Document Type

Journal Article

Publication Date



Translational research : the journal of laboratory and clinical medicine






DARTEL = diffeomorphic anatomical registration through exponentiated lie algebra; GMV = grey matter volume; IPL = inferior parietal lobule; MCC = middle cingulate cortex,; MIC = mid insula cortex; MRI = magnetic resonance imaging; PCC = posterior cingulate cortex; PIC = posterior insula cortex; QOL = quality of life; ROI = region of interest; SCD = sickle cell disease; SCI = silent cerebral infarcts; SPM12 = Statistical Parametric Mapping; VBM = voxel-based morphometry; pgACC = perigenual anterior cingulate cortex; sgACC = subgenual anterior cingulate cortex


Pain is the most common symptom experienced by patients with sickle cell disease (SCD) and is associated with poor quality of life.
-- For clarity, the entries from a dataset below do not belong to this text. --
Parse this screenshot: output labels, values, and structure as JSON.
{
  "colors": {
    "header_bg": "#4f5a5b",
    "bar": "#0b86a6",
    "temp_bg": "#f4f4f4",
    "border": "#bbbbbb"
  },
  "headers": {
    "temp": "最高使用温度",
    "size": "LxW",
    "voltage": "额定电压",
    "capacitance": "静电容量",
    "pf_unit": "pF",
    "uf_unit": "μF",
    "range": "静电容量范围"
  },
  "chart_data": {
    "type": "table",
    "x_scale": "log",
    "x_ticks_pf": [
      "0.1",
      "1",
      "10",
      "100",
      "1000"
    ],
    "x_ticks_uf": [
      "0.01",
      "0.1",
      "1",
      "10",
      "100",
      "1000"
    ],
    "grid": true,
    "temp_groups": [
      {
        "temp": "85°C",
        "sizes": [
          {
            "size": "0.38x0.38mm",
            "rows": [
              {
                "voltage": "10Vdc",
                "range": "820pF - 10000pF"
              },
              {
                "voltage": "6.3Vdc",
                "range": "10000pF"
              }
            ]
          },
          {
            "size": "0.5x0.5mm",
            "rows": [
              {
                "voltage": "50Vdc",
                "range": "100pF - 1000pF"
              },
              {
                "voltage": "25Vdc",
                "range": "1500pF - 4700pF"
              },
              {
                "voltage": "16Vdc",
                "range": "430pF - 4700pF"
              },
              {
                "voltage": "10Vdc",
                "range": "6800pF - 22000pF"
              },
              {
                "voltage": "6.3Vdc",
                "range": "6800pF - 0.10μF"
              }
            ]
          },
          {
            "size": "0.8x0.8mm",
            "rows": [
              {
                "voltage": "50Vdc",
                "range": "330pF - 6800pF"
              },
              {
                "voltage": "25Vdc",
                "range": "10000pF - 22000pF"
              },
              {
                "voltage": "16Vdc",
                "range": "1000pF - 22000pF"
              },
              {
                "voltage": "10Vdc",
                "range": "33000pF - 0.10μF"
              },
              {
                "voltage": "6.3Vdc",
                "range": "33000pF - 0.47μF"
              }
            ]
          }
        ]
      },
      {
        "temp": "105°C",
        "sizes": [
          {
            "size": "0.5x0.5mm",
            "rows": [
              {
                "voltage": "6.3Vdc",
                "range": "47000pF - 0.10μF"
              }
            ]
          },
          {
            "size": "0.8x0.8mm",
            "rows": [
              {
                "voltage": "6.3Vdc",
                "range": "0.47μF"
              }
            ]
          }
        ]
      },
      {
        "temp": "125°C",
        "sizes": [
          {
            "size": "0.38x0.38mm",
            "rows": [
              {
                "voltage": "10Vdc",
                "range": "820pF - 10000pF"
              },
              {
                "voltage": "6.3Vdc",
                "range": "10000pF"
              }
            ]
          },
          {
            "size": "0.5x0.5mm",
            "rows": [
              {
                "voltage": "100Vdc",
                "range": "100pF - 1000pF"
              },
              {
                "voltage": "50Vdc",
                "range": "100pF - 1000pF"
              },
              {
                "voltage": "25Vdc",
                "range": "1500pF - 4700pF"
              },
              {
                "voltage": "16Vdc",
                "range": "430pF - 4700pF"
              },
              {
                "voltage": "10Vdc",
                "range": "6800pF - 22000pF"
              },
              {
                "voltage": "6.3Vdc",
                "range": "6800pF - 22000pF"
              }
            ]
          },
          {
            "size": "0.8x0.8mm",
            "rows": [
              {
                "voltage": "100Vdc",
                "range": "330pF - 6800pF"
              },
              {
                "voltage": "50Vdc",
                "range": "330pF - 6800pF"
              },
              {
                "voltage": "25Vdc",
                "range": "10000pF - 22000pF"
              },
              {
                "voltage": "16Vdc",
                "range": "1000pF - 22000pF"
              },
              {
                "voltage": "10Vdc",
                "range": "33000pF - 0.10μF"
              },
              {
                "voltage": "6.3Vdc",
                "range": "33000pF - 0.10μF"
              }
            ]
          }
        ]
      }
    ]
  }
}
We investigated the association between grey matter volume (GMV) and the frequency of pain crises in the preceding 12 months and SCD-specific quality of life (QOL) assessed by the PedsQL SCD module in 38 pediatric patients with SCD. Using voxel-based morphometry methodology, high-resolution T1 structural scans were preprocessed using SPM and further analyzed in SPSS. The whole brain multiple regression analysis identified that perigenual anterior cingulate cortex (ACC) GMV was negatively associated with the frequency of pain crises (r = -0.656, P = 0.003). A two-group t-test analysis showed that the subgroup having pain crisis/crises in the past year also showed significantly lower GMV at left supratemporal gyrus than the group without any pain crisis (p=0.024). The further 21 pain-related regions of interest (ROI) analyses identified a negative correlation between pregenual ACC (r = -0.551, P = 0.001), subgenual ACC (r = -0.540, P = 0.001) and the frequency of pain crises. Additionally, the subgroup with poorer QOL displayed significantly reduced GMV in the parahippocampus (left: P = 0.047; right: P = 0.024). The correlations between the cerebral structural alterations and the accentuated pain experience and QOL suggests a possible role of central mechanisms in SCD pain.